Exercise objective >> What's needed is a word-for-word retyping of the entries below, pictures omitted.

The data START

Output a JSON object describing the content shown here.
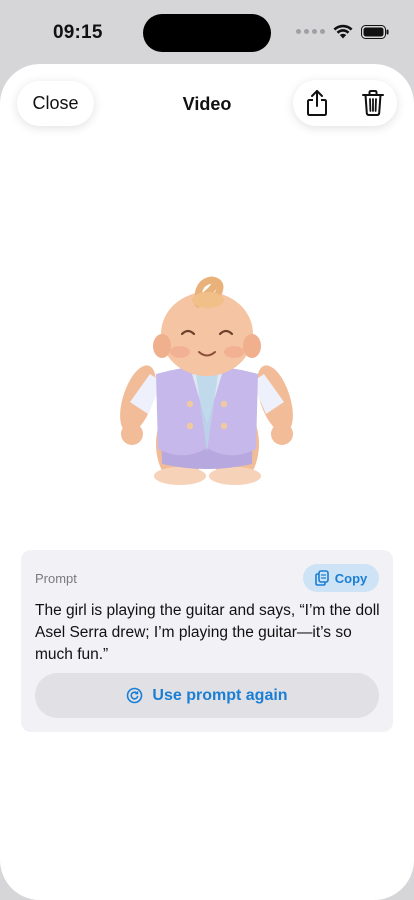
{
  "status_bar": {
    "time": "09:15"
  },
  "header": {
    "close_label": "Close",
    "title": "Video"
  },
  "media": {
    "description_icon": "baby-doll-image"
  },
  "prompt": {
    "label": "Prompt",
    "copy_label": "Copy",
    "text": "The girl is playing the guitar and says, “I’m the doll Asel Serra drew; I’m playing the guitar—it’s so much fun.”",
    "reuse_label": "Use prompt again"
  },
  "colors": {
    "accent": "#1a7fd4",
    "copy_bg": "#cfe3f6",
    "card_bg": "#f1f1f6"
  }
}
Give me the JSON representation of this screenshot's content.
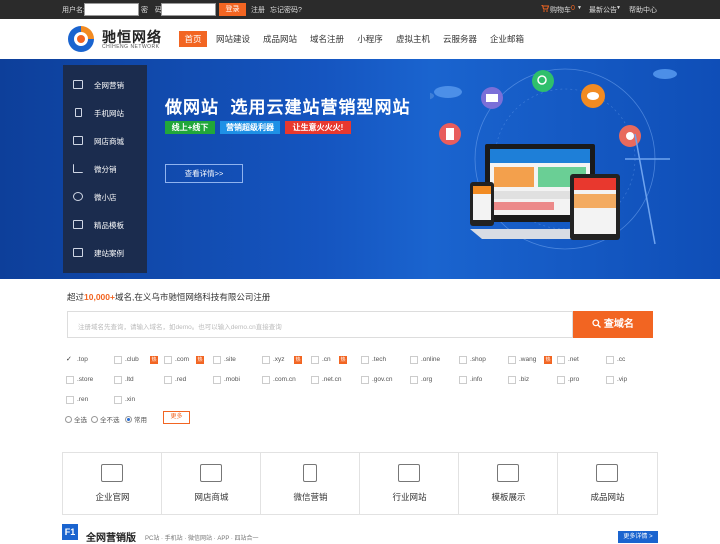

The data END

Result below >>
Output a JSON object describing the content shown here.
{
  "status_bar": {
    "time": "09:15"
  },
  "header": {
    "close_label": "Close",
    "title": "Video"
  },
  "media": {
    "description_icon": "baby-doll-image"
  },
  "prompt": {
    "label": "Prompt",
    "copy_label": "Copy",
    "text": "The girl is playing the guitar and says, “I’m the doll Asel Serra drew; I’m playing the guitar—it’s so much fun.”",
    "reuse_label": "Use prompt again"
  },
  "colors": {
    "accent": "#1a7fd4",
    "copy_bg": "#cfe3f6",
    "card_bg": "#f1f1f6"
  }
}
Give me the JSON representation of this screenshot's content.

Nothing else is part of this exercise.